Customer service is an inherent element of public health practice across settings. “Customers” not only include patients or clients receiving direct services, but also our partners in other organizations and co-workers within our own agency.

This three-part webcast training series demonstrates how public health managers and other professionals can contribute to the development of a culture of customer service within their organization, including a focus on mission, effective communication, and quality improvement processes.

In this second part of the series, Dr. Geneva Williams, CEO and Founder of New Season Consultants & Collaborators, LLC, elaborates on strategies for managers to use to encourage customer service in public health settings.

This session was originally filmed on July 27, 2015 at the Wayne County Health Department.


Public health managers and other professionals, such as nurses, health educators, etc., in health department or other settings.

Learning Objectives
  • Recognize health literacy as a health equity issue (CHES Area of Responsibility 2.3.4, 2.3.5)
  • Describe three communication strategies you can apply in your daily work (7.1.2, 7.1.3)
  • Identify organizational-level strategies to address health literacy (7.3.6)
Continuing Education Credit

1.75 Nursing Contact Hours

2.0 CHES Category I CECH

Certificate of Completion

The Michigan Public Health Training Center at the University of Michigan School of Public Health is accredited as a provider of continuing nursing education by the American Nurses Credentialing Center’s Commission on Accreditation.

Nursing contact hours expire December 31, 2018.

The Michigan Public Health Training Center is a designated provider (ID# 99038) of continuing education contact hours (CECH) in health education by the National Commission for Health Education Credentialing, Inc. 


This activity was provided by the Office of Public Health Practice at the University of Michigan (UM) School of Public Health, and its Michigan Public Health Training Center, which is a part of the Region V Great Lakes Public Health Training Collaborative.

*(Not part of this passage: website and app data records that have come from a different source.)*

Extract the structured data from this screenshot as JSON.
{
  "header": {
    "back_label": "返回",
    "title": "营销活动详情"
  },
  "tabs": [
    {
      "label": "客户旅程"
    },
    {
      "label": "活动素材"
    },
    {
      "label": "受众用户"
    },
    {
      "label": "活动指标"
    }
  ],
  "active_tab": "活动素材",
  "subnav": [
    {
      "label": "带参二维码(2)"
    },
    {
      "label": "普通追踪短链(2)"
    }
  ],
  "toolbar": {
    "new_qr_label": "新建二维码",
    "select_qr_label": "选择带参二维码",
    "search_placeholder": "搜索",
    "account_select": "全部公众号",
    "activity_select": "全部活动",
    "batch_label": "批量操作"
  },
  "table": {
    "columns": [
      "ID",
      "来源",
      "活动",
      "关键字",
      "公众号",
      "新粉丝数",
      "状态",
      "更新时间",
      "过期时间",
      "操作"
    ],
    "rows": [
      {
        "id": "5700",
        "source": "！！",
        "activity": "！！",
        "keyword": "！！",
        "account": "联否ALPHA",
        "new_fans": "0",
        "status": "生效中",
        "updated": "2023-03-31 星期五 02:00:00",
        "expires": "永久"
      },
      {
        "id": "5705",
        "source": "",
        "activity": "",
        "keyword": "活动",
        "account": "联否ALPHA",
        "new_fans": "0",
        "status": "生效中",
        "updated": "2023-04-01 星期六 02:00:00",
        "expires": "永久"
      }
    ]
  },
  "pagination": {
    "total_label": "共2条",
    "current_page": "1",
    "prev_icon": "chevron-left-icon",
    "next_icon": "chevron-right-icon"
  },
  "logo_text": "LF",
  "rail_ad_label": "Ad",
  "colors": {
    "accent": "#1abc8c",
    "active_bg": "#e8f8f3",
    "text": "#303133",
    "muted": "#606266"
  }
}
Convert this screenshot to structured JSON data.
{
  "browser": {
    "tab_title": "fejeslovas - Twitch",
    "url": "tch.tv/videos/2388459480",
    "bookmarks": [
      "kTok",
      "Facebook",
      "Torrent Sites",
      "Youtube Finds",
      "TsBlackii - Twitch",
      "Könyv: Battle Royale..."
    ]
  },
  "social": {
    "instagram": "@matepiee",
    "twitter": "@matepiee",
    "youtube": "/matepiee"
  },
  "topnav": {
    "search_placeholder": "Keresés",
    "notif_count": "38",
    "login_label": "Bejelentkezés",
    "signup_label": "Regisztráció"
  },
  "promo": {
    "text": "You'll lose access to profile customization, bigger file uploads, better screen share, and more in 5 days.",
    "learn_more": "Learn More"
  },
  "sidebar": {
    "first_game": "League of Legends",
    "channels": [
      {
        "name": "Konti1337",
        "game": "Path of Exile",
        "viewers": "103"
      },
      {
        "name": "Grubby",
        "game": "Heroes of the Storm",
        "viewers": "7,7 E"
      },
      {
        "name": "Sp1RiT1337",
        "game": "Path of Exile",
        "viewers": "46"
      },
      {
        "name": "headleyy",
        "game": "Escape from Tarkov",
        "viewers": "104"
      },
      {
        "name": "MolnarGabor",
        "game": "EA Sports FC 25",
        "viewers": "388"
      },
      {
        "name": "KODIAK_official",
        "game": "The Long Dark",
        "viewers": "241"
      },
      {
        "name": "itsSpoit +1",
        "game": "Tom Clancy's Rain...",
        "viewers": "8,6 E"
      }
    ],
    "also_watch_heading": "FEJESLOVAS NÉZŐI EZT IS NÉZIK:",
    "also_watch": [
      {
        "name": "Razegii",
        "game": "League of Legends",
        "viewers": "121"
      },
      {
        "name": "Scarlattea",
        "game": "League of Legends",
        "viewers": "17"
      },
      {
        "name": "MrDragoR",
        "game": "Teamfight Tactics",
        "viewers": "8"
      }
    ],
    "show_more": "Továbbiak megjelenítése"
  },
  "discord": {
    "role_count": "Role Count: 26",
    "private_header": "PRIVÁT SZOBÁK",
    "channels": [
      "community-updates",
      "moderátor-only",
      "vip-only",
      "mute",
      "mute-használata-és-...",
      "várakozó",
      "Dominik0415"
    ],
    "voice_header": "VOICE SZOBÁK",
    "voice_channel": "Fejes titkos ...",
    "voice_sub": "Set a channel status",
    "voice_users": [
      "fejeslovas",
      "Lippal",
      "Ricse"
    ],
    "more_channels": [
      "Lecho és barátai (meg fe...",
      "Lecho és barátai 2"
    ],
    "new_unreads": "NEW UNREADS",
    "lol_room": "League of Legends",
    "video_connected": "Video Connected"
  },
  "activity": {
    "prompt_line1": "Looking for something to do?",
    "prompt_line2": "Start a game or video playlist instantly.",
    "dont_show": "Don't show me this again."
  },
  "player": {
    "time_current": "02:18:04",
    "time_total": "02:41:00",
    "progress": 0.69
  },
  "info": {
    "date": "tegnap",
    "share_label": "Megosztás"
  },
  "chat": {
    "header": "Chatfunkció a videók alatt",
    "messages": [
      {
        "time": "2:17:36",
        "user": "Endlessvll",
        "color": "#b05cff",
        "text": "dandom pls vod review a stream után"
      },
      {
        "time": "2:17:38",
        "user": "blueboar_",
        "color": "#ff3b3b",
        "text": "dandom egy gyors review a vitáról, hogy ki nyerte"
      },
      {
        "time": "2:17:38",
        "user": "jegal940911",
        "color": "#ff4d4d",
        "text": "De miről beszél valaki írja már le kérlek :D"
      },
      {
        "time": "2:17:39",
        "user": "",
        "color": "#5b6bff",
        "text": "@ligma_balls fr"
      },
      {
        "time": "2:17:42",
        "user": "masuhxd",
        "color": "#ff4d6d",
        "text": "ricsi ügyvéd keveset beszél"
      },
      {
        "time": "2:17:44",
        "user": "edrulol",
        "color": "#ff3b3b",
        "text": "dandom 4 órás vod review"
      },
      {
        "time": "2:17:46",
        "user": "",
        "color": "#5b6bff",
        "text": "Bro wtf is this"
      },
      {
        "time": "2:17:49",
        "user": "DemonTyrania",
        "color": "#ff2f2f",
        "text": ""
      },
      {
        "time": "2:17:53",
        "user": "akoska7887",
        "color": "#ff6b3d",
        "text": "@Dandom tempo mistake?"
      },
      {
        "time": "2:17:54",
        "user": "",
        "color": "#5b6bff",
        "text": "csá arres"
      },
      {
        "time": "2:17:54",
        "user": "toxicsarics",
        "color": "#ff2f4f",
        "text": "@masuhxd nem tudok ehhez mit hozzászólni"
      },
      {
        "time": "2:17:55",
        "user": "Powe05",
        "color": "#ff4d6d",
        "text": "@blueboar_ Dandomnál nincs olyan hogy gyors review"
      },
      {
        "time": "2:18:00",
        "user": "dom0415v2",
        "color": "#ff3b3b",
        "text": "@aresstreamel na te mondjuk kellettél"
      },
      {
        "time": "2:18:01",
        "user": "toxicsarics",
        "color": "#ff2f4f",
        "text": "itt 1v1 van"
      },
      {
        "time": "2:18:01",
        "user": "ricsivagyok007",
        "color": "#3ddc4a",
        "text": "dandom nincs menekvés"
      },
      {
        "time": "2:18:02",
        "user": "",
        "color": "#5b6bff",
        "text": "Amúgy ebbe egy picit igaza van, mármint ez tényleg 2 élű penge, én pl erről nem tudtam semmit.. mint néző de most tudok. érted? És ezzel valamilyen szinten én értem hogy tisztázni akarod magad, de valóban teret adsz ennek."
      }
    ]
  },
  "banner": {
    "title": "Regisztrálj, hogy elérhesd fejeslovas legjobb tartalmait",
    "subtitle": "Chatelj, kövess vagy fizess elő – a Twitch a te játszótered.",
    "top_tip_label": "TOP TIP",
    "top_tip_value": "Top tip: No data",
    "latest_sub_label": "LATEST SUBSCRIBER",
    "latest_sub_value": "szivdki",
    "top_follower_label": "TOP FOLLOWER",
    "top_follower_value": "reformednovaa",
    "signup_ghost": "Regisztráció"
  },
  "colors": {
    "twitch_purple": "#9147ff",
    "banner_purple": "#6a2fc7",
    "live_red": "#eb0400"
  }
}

This project was supported by the Health Resources and Services Administration (HRSA) of the U.S. Department of Health and Human Services (HHS) under grant number UB6HP27881 Region V Public Health Training Collaborative (total award amount $825,634) and grant number UB6HP20200. This information or content and conclusions are those of the author and should not be construed as the official position or policy of, nor should any endorsements be inferred by HRSA, HHS or the U.S. Government.